Dissection of the several items that have been criticized in the appellant's argument has thus brought us to the conclusion that the order of the commission, whether generous or ungenerous, is at all events not confiscatory, and hence not subject to revision here. But the conclusion has reinforcements that come to it from other avenues of approach. In a statement put in evidence by the appellant, the rate of return under the new schedule is said to be 128/100 per cent. of the fair value of the property. Under the earlier schedule the revenue was even less. So modest a rate suggests an inflation of the base on which the rate has been computed. It is a strain on credulity to argue that the appellant, when putting into effect a new schedule of charges, was satisfied with one productive of so meager a return. The same surprise is excited when we consider what it claims as to the fair value of the gas delivered at the gates. All that the affiliated seller asks is 45 cents per thousand cubic feet, yet according to the appellant's figures nearly 7 cents more, or a price of about 52 cents, is necessary to protect the seller against the wrong of confiscation. The argument proves too much; the valuations are discredited by the teachings of experience. Men do not transact business without protest at confiscatory rates, at all events in the absence of extraordinary circumstances making submission to the loss expedient. If such circumstances exist, the appellant has not proved them. Nothing in the record lays the basis for a belief that the natural gas business in Ohio is unable to pay its way. That being so, what the public utility has done belies what it has said. We shall hardly go astray if we prefer the test of conduct.

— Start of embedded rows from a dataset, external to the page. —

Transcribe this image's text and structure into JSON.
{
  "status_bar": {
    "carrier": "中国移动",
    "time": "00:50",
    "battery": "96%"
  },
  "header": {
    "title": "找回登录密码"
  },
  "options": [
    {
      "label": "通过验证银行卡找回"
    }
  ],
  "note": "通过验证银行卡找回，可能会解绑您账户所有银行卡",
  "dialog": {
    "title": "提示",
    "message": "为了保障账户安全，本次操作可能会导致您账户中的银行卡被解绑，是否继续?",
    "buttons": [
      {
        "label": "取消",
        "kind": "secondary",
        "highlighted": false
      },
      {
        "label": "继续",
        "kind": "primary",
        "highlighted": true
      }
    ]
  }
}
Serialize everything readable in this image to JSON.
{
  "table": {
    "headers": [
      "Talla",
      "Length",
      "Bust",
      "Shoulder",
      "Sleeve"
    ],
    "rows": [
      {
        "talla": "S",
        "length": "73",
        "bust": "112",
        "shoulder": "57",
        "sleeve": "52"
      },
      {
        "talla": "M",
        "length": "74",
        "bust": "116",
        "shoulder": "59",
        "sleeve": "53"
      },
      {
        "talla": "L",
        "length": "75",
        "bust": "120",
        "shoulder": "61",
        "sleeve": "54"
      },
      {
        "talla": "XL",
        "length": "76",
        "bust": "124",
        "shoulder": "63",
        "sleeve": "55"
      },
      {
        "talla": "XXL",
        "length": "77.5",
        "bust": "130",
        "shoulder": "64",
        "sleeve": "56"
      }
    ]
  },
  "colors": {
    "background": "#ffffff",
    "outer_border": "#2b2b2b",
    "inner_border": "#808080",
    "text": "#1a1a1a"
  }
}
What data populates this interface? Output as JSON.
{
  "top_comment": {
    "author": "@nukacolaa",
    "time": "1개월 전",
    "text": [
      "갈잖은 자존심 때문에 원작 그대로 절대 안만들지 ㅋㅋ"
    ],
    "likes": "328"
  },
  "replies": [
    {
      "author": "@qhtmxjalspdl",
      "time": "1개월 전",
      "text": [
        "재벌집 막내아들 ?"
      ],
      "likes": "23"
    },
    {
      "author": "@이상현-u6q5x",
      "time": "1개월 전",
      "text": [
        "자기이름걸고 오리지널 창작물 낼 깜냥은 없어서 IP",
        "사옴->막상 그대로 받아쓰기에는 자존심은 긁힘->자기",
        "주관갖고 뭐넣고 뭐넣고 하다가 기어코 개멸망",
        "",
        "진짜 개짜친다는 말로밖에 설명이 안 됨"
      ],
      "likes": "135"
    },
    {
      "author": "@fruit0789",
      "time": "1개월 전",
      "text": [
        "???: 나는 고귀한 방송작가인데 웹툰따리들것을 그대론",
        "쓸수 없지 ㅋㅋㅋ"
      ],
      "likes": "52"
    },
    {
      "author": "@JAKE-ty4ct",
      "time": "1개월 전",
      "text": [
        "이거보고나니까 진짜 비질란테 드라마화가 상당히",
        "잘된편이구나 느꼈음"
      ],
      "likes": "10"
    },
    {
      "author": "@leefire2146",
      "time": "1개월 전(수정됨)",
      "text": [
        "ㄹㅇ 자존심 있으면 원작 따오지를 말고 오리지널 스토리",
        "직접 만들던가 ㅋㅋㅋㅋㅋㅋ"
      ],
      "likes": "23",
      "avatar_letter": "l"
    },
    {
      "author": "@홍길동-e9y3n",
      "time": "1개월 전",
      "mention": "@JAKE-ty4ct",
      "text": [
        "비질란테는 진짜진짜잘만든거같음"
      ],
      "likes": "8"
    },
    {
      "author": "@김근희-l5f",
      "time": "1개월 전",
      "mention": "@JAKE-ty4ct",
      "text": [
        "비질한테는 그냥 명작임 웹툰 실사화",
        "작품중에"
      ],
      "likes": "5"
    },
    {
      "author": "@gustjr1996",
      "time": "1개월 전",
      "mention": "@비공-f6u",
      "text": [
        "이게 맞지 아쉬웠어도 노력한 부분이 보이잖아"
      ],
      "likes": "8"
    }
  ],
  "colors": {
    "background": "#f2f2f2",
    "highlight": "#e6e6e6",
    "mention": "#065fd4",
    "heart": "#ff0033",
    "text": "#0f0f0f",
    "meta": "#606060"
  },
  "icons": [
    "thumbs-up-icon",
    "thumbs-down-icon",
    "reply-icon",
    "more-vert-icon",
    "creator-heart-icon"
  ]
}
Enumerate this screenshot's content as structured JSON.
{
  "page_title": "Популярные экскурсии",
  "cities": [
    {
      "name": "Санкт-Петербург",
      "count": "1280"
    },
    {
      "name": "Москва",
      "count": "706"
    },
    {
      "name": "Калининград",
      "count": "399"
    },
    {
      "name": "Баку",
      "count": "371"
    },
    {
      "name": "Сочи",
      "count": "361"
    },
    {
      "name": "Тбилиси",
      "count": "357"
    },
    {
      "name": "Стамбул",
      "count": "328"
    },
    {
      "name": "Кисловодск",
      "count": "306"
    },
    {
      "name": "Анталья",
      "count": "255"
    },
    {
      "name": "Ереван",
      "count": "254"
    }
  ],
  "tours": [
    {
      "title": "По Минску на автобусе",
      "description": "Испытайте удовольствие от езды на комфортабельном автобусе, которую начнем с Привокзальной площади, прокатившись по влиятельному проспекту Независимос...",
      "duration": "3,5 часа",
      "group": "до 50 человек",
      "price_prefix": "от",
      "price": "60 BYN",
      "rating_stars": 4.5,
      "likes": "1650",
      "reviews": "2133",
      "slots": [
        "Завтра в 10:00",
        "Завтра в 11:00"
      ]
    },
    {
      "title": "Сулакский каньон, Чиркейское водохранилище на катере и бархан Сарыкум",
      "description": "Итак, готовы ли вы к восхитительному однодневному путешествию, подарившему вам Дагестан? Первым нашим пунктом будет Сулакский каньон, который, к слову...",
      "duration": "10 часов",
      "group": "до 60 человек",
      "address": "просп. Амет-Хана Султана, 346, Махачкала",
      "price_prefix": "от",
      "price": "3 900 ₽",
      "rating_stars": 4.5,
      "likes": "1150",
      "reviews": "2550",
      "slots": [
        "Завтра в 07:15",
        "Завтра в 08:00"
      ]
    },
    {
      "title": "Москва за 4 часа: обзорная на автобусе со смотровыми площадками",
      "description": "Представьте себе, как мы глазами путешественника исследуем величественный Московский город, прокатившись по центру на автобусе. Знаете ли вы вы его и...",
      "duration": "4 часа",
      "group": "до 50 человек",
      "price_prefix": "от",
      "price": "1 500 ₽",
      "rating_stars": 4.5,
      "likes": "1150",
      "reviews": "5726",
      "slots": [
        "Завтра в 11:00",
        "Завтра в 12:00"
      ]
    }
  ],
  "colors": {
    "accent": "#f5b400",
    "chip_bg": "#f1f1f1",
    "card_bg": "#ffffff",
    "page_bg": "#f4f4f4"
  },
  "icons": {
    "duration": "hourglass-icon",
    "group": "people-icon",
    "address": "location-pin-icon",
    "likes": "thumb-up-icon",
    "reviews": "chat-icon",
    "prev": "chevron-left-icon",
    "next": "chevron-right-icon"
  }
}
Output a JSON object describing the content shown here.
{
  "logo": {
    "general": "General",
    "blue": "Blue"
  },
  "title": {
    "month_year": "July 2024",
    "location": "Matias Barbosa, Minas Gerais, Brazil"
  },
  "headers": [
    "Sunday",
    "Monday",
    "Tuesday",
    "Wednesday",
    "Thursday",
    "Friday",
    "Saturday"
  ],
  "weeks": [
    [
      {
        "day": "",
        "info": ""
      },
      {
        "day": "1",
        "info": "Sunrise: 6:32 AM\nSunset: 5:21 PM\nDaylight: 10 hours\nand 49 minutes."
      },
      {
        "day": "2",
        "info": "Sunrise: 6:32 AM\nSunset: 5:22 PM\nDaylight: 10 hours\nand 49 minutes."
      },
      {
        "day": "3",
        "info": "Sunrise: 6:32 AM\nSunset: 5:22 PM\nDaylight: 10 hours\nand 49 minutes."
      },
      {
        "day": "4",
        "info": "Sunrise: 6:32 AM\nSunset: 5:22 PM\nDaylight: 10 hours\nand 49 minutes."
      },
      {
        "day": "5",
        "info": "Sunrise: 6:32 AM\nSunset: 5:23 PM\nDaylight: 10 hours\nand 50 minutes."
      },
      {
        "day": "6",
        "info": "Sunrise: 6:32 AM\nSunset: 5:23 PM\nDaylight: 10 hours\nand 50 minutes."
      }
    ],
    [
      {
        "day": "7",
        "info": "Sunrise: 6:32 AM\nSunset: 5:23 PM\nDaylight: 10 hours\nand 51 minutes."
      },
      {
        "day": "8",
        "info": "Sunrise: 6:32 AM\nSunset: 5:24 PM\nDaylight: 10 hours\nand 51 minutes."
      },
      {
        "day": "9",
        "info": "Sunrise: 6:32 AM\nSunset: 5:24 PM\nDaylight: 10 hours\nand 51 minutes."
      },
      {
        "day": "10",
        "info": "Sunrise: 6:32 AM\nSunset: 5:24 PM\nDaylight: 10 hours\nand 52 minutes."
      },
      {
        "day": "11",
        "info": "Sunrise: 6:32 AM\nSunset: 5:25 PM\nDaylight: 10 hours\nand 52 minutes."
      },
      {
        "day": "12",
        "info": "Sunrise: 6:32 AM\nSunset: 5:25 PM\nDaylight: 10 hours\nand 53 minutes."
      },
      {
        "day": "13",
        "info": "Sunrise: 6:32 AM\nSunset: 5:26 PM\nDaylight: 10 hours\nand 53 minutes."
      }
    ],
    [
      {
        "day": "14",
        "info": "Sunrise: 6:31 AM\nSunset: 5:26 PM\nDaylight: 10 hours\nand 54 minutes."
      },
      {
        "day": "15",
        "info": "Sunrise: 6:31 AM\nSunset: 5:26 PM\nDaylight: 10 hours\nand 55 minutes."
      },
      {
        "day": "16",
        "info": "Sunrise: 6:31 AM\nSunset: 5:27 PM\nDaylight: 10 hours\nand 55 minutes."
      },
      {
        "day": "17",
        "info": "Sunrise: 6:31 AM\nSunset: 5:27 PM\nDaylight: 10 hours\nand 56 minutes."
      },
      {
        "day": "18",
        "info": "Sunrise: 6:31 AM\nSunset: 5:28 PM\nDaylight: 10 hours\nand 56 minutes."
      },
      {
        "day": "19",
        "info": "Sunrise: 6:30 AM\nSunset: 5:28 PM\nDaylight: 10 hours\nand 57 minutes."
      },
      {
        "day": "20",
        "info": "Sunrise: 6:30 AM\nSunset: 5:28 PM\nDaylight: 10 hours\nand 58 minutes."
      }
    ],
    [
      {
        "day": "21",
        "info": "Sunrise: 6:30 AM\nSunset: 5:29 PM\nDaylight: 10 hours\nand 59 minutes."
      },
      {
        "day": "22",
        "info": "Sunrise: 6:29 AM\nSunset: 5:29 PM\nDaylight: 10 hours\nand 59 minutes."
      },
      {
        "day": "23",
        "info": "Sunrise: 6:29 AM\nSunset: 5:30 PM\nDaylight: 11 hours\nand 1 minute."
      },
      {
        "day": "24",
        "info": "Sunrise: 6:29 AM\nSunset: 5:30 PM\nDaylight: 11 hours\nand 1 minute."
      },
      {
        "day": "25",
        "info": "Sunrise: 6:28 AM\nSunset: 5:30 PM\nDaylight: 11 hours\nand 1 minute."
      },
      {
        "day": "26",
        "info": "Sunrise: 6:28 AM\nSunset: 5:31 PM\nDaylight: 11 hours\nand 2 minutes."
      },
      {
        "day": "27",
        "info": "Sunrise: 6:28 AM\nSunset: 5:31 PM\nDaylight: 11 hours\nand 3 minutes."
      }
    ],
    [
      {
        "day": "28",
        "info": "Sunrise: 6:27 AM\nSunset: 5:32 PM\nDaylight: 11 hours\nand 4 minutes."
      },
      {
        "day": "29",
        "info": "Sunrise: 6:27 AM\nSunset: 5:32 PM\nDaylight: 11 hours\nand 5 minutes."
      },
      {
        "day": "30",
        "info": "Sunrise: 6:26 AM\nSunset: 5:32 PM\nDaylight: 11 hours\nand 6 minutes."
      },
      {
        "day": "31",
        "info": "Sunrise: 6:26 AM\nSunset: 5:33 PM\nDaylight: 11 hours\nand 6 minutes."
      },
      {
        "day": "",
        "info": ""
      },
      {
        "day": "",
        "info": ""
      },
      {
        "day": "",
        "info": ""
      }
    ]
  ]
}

Upon the submission of the cause the appellant made a motion to amend its assignments of error, which motion is now granted.
The decree of the Supreme Court of Ohio, affirming the order of the Public Utilities Commission, does not impair any privileges or immunities secured to the appellant by the Constitution of the United States, and must therefore be affirmed.
Mr. Justice VAN DEVANTER and Mr. Justice SUTHERLAND took no part in the consideration or decision of this case.
Mr. Justice McREYNOLDS and Mr. Justice BUTLER concur in the result.
The appraisal of the appellant's property at the amount fixed by the commission will allow a return of 6 1/2 per cent. if operating expenses are lowered by this reduction of the gateway price. At the contract price of 45 cents the return will be less.
Under the Ohio law a corporation selling its entire product to public utilities which in turn sell that product to consumers is itself a public utility if the shares are owned by the same persons. Ohio Mining Co. v. P.U. Comm., 106 Ohio St. 138, 146, 150, 140 N.E. 143.
The Ohio Fuel Gas Company took over in June, 1929, the leases of an affiliated company, the Logan Gas Company and its predecessor, the Logan Natural Gas & Fuel Company. These leases, after being carried on the Logan books at about $2,500,000, were marked up in 1919 so as to show an increase in value of $3,748,036.48.
The appellant's yearly revenues during the period of inquiry were $666 in excess of the amount of money needed to yield a return of 6 1/2 per cent. on the value fixed by the commission. If preconstruction costs were to be added to the full extent claimed, the rate of return would be about .064.